AbstractAs a consequence of the widespread use of antimicrobial agents, not only in the clinic but also in agriculture, veterinary medicine and even animal husbandry, antibiotic resistance emerged and gradually became one of the most evident crises during the past several decades. Antimicrobial peptides (AMPs) now represent an important alternative strategy for treating antibiotic resistance as well as a new source of potential anticancer drugs, thus these peptides have been attracting increased research attention. The skin secretions of amphibians contain abundant peptides and most of these have pronounced bioactivities.
In this thesis, a bioactive peptide named QUB-2410 was successfully identified from the venom of the skin of the South American orange-legged leaf frog (Phyllomedusa hypocondrialis) by “shotgun” cloning. This peptide was then synthesised using solid-phase peptide synthesis and then analysed by HPLC and MALDI-TOF MS to determine the purity and authenticity of the molecular mass. The results showed that the chemically synthesized peptides exhibited strong antibacterial activity against E. coli, S. aureus and C. albicans with minimum inhibitory concentration(MIC) values of 8 µM, 8 µM and 32 µM, respectively. Additionally, QUB-2410 failed to inhibit the proliferation of cancer cells against PC-3, H157, U251MG and MCF-7 at the concentration of 10-5 M. Moreover, QUB-2410 also showed relatively weak haemolytic activity. QUB 2410 may have the potential to be developed into a novel antibiotic drug.
|Date of Award||Jul 2018|

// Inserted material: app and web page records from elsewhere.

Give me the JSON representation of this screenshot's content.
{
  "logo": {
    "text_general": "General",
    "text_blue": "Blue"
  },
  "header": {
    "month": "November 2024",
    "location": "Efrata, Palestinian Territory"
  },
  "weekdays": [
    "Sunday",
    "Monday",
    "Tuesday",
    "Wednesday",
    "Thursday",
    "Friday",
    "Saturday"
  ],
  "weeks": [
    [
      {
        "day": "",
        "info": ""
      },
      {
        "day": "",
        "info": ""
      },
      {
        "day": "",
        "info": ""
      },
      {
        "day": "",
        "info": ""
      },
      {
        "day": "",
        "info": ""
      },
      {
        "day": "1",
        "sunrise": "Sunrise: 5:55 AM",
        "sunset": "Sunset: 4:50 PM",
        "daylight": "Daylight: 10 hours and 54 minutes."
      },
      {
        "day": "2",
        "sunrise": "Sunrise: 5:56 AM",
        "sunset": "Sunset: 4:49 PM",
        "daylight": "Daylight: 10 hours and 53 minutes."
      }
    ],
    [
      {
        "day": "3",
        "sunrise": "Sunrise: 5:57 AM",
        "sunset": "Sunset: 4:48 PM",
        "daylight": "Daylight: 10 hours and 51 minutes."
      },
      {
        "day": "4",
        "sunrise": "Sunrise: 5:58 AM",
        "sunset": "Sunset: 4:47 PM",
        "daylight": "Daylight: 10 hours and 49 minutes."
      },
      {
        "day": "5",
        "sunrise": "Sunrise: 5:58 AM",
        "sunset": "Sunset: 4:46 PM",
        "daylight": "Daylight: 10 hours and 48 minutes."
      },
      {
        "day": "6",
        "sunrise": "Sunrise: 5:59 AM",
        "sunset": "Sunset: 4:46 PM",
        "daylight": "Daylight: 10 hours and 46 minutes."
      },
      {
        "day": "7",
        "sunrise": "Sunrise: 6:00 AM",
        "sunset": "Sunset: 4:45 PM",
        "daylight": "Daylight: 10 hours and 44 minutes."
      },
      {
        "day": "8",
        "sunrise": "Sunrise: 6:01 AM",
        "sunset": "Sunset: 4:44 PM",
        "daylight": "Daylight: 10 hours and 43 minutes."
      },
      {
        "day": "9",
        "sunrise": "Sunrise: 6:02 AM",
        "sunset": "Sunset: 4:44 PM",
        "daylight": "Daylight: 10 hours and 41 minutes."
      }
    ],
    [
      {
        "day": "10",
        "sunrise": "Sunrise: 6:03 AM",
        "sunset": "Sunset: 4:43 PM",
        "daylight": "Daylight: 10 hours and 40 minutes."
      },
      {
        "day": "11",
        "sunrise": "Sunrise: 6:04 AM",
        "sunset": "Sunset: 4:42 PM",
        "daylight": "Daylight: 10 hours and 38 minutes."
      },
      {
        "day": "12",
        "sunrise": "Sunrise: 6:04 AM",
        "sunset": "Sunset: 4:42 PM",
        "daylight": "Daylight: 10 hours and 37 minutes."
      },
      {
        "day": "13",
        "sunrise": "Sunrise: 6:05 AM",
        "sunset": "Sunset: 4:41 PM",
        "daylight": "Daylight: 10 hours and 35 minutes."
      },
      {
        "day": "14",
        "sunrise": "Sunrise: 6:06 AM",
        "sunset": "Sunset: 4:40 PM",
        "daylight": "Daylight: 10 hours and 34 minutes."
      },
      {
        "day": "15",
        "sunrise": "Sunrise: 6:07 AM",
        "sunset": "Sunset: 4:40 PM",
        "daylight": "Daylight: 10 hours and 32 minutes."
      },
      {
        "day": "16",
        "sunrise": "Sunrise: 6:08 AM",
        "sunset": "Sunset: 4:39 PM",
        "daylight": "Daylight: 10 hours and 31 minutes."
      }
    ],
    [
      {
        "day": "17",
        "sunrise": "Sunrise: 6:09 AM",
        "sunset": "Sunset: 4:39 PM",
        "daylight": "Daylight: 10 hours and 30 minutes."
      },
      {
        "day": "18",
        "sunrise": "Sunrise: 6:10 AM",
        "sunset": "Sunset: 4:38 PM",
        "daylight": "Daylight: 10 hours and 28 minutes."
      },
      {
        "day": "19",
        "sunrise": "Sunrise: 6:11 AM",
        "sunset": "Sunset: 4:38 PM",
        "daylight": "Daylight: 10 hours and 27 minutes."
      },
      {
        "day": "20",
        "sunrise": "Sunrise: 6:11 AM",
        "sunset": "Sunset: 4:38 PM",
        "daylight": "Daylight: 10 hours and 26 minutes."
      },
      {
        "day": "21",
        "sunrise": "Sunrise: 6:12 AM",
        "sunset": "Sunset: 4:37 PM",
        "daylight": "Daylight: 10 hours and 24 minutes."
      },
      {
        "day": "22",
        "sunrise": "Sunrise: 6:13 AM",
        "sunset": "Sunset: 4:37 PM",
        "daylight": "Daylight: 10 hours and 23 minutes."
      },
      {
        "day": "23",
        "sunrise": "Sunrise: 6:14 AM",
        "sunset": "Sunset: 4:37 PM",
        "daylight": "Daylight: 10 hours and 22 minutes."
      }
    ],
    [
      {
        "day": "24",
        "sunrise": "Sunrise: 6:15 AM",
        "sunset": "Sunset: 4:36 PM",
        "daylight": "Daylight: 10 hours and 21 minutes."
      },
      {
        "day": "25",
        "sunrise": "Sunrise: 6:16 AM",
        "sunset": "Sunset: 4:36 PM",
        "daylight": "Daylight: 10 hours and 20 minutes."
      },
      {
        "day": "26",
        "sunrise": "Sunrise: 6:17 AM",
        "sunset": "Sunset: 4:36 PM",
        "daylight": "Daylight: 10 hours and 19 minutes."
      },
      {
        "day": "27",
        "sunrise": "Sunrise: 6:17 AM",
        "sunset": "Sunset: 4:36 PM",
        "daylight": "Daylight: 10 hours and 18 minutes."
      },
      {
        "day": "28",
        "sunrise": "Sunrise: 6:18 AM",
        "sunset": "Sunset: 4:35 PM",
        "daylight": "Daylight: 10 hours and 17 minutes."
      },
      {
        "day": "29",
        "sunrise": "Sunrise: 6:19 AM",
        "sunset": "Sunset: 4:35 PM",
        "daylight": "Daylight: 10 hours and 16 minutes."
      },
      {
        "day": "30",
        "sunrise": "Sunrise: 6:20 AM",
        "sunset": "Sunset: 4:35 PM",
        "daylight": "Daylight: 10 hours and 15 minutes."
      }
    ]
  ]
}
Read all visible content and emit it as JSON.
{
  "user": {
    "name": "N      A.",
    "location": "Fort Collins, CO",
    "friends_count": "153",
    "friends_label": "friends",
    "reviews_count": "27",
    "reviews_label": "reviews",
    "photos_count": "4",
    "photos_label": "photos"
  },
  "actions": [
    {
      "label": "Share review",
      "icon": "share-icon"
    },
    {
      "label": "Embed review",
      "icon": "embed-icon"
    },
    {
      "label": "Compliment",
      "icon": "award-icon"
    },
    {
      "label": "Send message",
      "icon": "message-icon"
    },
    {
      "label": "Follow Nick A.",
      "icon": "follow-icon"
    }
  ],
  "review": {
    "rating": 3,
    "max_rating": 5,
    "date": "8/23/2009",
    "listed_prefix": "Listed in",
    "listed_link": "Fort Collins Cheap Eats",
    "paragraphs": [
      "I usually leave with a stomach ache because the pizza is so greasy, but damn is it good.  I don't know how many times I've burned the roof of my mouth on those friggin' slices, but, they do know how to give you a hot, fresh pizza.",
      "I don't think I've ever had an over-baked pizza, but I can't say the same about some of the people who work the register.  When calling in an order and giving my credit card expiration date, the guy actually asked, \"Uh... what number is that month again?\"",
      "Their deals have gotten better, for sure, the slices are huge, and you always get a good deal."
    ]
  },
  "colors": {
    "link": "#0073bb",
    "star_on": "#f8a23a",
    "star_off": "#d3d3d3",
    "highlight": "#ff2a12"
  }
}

|Supervisor||Yuxin Wu (Supervisor), Tianbao Chen (Supervisor), Christopher Shaw (Supervisor), Mei Zhou (Supervisor) & Lei Wang (Supervisor)|